• _Data for review_
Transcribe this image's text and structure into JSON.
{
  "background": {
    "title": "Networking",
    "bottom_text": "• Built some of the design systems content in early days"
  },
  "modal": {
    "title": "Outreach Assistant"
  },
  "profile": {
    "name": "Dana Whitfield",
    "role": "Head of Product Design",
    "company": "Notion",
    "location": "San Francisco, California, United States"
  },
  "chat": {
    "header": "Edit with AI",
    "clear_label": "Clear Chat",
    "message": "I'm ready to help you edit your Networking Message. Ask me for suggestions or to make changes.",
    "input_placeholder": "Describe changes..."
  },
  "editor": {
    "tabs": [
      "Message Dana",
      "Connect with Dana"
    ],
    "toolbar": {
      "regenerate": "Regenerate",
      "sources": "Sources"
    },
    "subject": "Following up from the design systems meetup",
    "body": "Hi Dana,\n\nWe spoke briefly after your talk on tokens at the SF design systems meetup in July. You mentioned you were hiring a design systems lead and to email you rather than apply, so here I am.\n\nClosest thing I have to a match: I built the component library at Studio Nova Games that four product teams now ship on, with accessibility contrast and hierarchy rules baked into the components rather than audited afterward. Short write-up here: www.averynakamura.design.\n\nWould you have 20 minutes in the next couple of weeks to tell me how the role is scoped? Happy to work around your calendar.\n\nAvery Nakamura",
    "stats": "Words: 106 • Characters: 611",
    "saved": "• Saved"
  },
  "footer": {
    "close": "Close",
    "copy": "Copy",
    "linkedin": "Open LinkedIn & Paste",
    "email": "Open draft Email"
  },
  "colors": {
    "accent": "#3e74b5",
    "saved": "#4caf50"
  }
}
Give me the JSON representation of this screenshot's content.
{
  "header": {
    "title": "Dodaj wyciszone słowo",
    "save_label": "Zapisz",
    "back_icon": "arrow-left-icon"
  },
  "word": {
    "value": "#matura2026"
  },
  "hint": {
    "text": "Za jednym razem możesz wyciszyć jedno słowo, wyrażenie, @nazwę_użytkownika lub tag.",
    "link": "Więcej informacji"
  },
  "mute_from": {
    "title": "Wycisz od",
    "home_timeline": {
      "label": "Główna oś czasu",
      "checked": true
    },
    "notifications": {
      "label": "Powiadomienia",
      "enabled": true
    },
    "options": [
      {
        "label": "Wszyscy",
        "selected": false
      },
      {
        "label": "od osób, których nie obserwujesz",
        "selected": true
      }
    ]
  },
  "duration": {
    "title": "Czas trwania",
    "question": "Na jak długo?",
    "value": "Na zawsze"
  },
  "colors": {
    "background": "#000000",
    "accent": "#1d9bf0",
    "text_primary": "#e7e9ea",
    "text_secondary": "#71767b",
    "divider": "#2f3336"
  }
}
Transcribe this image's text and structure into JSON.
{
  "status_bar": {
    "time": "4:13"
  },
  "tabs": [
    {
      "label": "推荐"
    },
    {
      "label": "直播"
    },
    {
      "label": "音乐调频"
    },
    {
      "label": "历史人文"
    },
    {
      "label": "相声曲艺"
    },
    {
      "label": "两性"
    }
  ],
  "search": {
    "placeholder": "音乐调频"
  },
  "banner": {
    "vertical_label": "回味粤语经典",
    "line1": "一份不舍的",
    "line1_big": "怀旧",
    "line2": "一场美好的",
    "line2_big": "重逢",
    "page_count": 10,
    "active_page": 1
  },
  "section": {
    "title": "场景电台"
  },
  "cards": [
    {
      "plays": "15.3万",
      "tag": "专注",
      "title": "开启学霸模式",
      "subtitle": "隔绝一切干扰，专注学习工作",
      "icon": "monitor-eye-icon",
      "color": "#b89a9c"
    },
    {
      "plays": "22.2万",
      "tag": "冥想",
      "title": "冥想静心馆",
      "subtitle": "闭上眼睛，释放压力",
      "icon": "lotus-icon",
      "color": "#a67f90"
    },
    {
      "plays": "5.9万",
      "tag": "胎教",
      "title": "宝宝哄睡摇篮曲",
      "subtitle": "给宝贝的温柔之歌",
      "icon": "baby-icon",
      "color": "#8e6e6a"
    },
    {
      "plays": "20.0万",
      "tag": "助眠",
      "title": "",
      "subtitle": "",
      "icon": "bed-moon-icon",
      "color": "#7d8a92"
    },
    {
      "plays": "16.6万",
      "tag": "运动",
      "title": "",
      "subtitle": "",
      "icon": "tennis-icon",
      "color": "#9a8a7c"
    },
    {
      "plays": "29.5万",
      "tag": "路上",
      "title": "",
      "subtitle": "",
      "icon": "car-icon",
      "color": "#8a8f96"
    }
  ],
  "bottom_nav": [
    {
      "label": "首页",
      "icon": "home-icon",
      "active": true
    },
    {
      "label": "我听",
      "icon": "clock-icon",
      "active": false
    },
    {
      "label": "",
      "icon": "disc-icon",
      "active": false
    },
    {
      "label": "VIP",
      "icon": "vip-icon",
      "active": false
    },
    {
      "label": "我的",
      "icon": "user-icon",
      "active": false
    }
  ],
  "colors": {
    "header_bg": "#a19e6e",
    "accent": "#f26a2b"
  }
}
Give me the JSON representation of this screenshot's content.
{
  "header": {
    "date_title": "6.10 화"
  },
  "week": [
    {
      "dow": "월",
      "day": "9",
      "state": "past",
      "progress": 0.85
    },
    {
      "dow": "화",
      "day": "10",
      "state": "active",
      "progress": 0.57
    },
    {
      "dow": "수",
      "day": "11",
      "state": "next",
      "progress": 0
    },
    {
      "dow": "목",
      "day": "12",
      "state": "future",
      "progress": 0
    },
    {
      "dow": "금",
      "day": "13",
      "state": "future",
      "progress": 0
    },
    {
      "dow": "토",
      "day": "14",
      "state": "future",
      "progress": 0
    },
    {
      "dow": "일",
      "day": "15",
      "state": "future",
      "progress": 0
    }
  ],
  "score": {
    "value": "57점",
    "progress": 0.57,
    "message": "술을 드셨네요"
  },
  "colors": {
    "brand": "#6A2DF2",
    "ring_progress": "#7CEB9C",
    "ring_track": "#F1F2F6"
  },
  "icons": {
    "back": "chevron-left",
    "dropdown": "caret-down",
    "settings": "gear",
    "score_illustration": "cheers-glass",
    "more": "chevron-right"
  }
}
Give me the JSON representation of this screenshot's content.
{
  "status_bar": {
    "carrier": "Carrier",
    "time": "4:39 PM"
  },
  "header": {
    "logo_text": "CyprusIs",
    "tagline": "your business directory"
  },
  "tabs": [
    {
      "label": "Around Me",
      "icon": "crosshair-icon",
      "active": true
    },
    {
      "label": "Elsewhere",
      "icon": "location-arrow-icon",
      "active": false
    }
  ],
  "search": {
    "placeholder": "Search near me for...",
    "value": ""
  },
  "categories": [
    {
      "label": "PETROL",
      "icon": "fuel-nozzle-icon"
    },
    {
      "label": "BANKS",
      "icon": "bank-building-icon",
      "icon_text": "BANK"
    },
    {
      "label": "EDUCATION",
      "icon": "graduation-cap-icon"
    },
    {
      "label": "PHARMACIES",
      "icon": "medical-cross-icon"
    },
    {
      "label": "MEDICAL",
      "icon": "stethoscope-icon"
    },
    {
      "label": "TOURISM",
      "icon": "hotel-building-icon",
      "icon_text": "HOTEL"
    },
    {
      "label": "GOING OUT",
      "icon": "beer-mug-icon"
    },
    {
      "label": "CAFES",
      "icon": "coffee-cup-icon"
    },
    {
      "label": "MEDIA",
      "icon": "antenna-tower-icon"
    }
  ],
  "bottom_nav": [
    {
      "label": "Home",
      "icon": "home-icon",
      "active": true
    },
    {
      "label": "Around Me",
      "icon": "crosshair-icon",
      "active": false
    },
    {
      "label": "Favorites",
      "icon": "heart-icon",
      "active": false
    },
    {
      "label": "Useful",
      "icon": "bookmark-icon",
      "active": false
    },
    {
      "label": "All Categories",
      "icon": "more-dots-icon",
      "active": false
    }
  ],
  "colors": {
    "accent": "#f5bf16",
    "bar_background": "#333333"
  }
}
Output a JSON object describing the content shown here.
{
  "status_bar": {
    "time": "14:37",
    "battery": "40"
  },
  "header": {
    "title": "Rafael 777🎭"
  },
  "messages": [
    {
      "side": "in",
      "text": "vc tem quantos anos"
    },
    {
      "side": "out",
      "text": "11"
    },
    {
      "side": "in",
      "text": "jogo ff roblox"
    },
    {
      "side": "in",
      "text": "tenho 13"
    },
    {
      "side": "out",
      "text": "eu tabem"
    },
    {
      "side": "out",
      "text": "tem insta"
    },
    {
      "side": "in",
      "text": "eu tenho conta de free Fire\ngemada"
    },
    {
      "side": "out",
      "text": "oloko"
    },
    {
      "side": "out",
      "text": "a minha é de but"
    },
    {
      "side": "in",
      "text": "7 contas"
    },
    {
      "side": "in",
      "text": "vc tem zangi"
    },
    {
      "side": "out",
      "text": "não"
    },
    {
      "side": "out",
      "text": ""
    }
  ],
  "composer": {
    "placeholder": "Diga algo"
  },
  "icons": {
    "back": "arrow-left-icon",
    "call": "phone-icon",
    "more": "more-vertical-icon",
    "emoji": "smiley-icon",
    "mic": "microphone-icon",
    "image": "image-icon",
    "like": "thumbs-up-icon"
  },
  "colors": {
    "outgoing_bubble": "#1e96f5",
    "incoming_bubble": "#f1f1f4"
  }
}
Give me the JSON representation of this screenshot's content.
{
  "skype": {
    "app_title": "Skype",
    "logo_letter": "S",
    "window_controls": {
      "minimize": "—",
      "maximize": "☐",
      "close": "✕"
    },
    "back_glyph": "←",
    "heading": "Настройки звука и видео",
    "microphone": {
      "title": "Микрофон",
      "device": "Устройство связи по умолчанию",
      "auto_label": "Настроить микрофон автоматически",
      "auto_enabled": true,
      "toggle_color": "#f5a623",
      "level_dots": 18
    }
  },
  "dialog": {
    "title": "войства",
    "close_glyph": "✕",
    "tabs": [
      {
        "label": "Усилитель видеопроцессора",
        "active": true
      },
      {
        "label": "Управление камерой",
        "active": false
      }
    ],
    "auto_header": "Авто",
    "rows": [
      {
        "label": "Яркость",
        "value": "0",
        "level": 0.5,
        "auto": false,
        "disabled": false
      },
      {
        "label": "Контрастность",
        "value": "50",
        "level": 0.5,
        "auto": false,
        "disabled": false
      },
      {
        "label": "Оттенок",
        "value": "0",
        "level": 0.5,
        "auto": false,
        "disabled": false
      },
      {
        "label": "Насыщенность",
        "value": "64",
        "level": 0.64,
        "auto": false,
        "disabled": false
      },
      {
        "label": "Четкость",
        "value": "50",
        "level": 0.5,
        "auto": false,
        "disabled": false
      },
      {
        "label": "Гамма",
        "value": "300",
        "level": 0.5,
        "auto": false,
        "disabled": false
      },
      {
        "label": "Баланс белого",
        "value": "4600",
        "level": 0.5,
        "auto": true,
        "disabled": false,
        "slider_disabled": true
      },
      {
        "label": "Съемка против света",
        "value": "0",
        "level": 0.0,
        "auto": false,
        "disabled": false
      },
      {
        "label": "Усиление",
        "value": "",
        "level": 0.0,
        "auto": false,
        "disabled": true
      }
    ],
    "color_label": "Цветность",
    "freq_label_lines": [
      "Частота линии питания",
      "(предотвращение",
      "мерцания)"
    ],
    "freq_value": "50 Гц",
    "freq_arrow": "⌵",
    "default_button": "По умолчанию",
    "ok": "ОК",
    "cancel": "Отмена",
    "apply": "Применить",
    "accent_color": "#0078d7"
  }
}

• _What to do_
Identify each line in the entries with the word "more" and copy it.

• _Your response_
    "more": "chevron-right"
      "icon": "more-dots-icon",
    "more": "more-vertical-icon",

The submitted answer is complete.